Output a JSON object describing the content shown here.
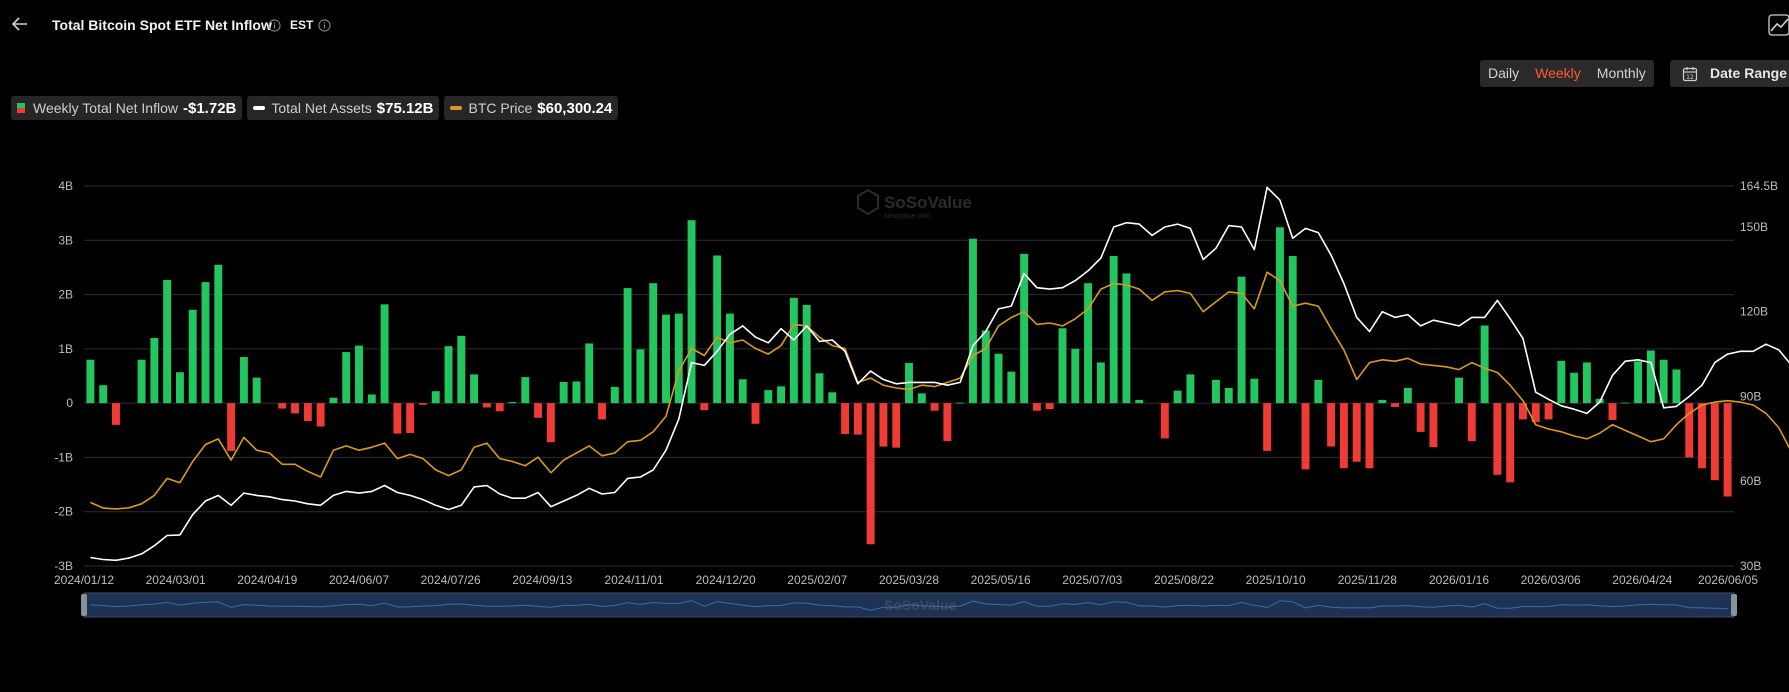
{
  "header": {
    "title": "Total Bitcoin Spot ETF Net Inflow",
    "timezone": "EST"
  },
  "controls": {
    "periods": [
      "Daily",
      "Weekly",
      "Monthly"
    ],
    "active_period": "Weekly",
    "date_range_label": "Date Range"
  },
  "legend": [
    {
      "label": "Weekly Total Net Inflow",
      "value": "-$1.72B"
    },
    {
      "label": "Total Net Assets",
      "value": "$75.12B"
    },
    {
      "label": "BTC Price",
      "value": "$60,300.24"
    }
  ],
  "watermark": {
    "brand": "SoSoValue",
    "sub": "sosovalue.com"
  },
  "colors": {
    "positive_bar": "#22c55e",
    "negative_bar": "#ef3b36",
    "net_assets_line": "#ffffff",
    "btc_price_line": "#d99a1e",
    "active_period": "#ff5a36",
    "gridline": "#2e2e2e",
    "navigator_fill": "#1e3354"
  },
  "chart_data": {
    "type": "bar",
    "left_axis": {
      "ylim": [
        -3,
        4
      ],
      "ticks": [
        "4B",
        "3B",
        "2B",
        "1B",
        "0",
        "-1B",
        "-2B",
        "-3B"
      ],
      "unit": "B"
    },
    "right_axis": {
      "ylim": [
        30,
        164.5
      ],
      "ticks": [
        "164.5B",
        "150B",
        "120B",
        "90B",
        "60B",
        "30B"
      ],
      "unit": "B"
    },
    "x_tick_labels": [
      "2024/01/12",
      "2024/03/01",
      "2024/04/19",
      "2024/06/07",
      "2024/07/26",
      "2024/09/13",
      "2024/11/01",
      "2024/12/20",
      "2025/02/07",
      "2025/03/28",
      "2025/05/16",
      "2025/07/03",
      "2025/08/22",
      "2025/10/10",
      "2025/11/28",
      "2026/01/16",
      "2026/03/06",
      "2026/04/24",
      "2026/06/05"
    ],
    "first_week": "2024/01/12",
    "last_week": "2026/06/05",
    "week_count": 126,
    "grid": true,
    "series": [
      {
        "name": "Weekly Total Net Inflow",
        "axis": "left",
        "type": "bar",
        "values": [
          0.8,
          0.33,
          -0.4,
          0,
          0.8,
          1.2,
          2.27,
          0.57,
          1.72,
          2.23,
          2.55,
          -0.88,
          0.85,
          0.47,
          0,
          -0.1,
          -0.19,
          -0.33,
          -0.43,
          0.1,
          0.94,
          1.06,
          0.16,
          1.82,
          -0.56,
          -0.55,
          -0.03,
          0.22,
          1.05,
          1.24,
          0.53,
          -0.08,
          -0.15,
          0.02,
          0.48,
          -0.27,
          -0.72,
          0.39,
          0.4,
          1.1,
          -0.3,
          0.3,
          2.12,
          0.99,
          2.21,
          1.63,
          1.65,
          3.37,
          -0.13,
          2.72,
          1.65,
          0.44,
          -0.38,
          0.24,
          0.31,
          1.94,
          1.81,
          0.55,
          0.2,
          -0.57,
          -0.58,
          -2.6,
          -0.8,
          -0.82,
          0.74,
          0.18,
          -0.14,
          -0.7,
          0.01,
          3.03,
          1.34,
          0.91,
          0.58,
          2.75,
          -0.14,
          -0.11,
          1.38,
          1.0,
          2.21,
          0.75,
          2.71,
          2.39,
          0.06,
          0,
          -0.65,
          0.23,
          0.53,
          0,
          0.43,
          0.28,
          2.33,
          0.45,
          -0.88,
          3.24,
          2.71,
          -1.22,
          0.43,
          -0.8,
          -1.2,
          -1.08,
          -1.2,
          0.06,
          -0.07,
          0.28,
          -0.53,
          -0.81,
          0,
          0.47,
          -0.7,
          1.43,
          -1.32,
          -1.46,
          -0.3,
          -0.35,
          -0.3,
          0.78,
          0.56,
          0.75,
          0.08,
          -0.31,
          0.01,
          0.77,
          0.97,
          0.8,
          0.62,
          -1.0,
          -1.2,
          -1.42,
          -1.72
        ]
      },
      {
        "name": "Total Net Assets",
        "axis": "right",
        "type": "line",
        "values": [
          33.0,
          32.3,
          32.0,
          32.8,
          34.3,
          37.2,
          40.8,
          41.0,
          48.2,
          53.0,
          55.0,
          51.5,
          55.8,
          55.0,
          54.5,
          53.5,
          53.0,
          52.0,
          51.5,
          55.0,
          56.4,
          55.8,
          56.4,
          58.5,
          56.0,
          55.0,
          53.5,
          51.5,
          50.0,
          51.5,
          58.0,
          58.5,
          55.5,
          54.0,
          54.0,
          56.0,
          51.0,
          53.0,
          55.0,
          57.5,
          55.5,
          56.0,
          61.0,
          61.5,
          64.0,
          71.0,
          82.0,
          102.0,
          101.0,
          106.0,
          112.0,
          115.0,
          111.0,
          109.0,
          114.0,
          110.0,
          115.0,
          109.5,
          110.0,
          106.0,
          94.5,
          99.0,
          96.0,
          94.5,
          95.0,
          95.0,
          95.0,
          94.0,
          95.0,
          108.0,
          113.0,
          121.0,
          122.0,
          133.5,
          128.5,
          128.0,
          128.5,
          131.0,
          134.5,
          139.0,
          150.0,
          151.5,
          151.0,
          147.0,
          150.0,
          151.0,
          149.5,
          138.5,
          142.5,
          150.5,
          150.0,
          142.0,
          164.0,
          159.5,
          146.0,
          149.5,
          148.0,
          140.0,
          130.0,
          118.0,
          113.0,
          120.0,
          118.0,
          119.0,
          115.0,
          117.0,
          116.0,
          115.0,
          118.0,
          118.0,
          124.0,
          117.5,
          110.5,
          91.5,
          89.0,
          86.7,
          85.5,
          84.0,
          88.0,
          97.5,
          102.5,
          103.0,
          102.0,
          86.0,
          86.5,
          90.0,
          94.0,
          102.0,
          105.0,
          106.0,
          106.0,
          108.5,
          106.5,
          101.0,
          97.0,
          75.12
        ]
      },
      {
        "name": "BTC Price",
        "axis": "right",
        "type": "line",
        "values": [
          42500,
          40500,
          40200,
          40600,
          42000,
          45000,
          51000,
          49500,
          57000,
          63000,
          65000,
          57500,
          65500,
          61000,
          60000,
          56000,
          56000,
          53500,
          51500,
          61000,
          62500,
          61000,
          62000,
          63500,
          58000,
          59500,
          58000,
          54000,
          52000,
          54000,
          62000,
          63500,
          58000,
          57000,
          55500,
          58500,
          53000,
          57500,
          60000,
          62500,
          59000,
          60000,
          64000,
          64500,
          67500,
          73000,
          89000,
          97000,
          94500,
          101000,
          99000,
          100000,
          97000,
          95000,
          98000,
          105500,
          105000,
          101000,
          98000,
          97000,
          85000,
          86500,
          84000,
          83000,
          82500,
          84000,
          83500,
          85000,
          86500,
          94500,
          97000,
          105000,
          108000,
          110000,
          105500,
          106000,
          105000,
          107500,
          111000,
          118000,
          120000,
          119500,
          118000,
          114000,
          117000,
          117500,
          116500,
          110000,
          113500,
          117000,
          116500,
          111000,
          124000,
          121000,
          112000,
          113000,
          112000,
          104000,
          96500,
          86000,
          92000,
          93000,
          92500,
          93500,
          91500,
          91000,
          90500,
          89500,
          92000,
          90000,
          88500,
          84000,
          78500,
          70000,
          68500,
          67500,
          66000,
          65000,
          67000,
          70000,
          68000,
          66000,
          64000,
          65000,
          70000,
          74000,
          77000,
          78000,
          78500,
          78000,
          77000,
          74000,
          69000,
          60300.24
        ]
      }
    ]
  }
}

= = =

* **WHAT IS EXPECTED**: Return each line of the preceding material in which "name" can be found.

* **EXERCISE SOLUTION**:
        "name": "Weekly Total Net Inflow",
        "name": "Total Net Assets",
        "name": "BTC Price",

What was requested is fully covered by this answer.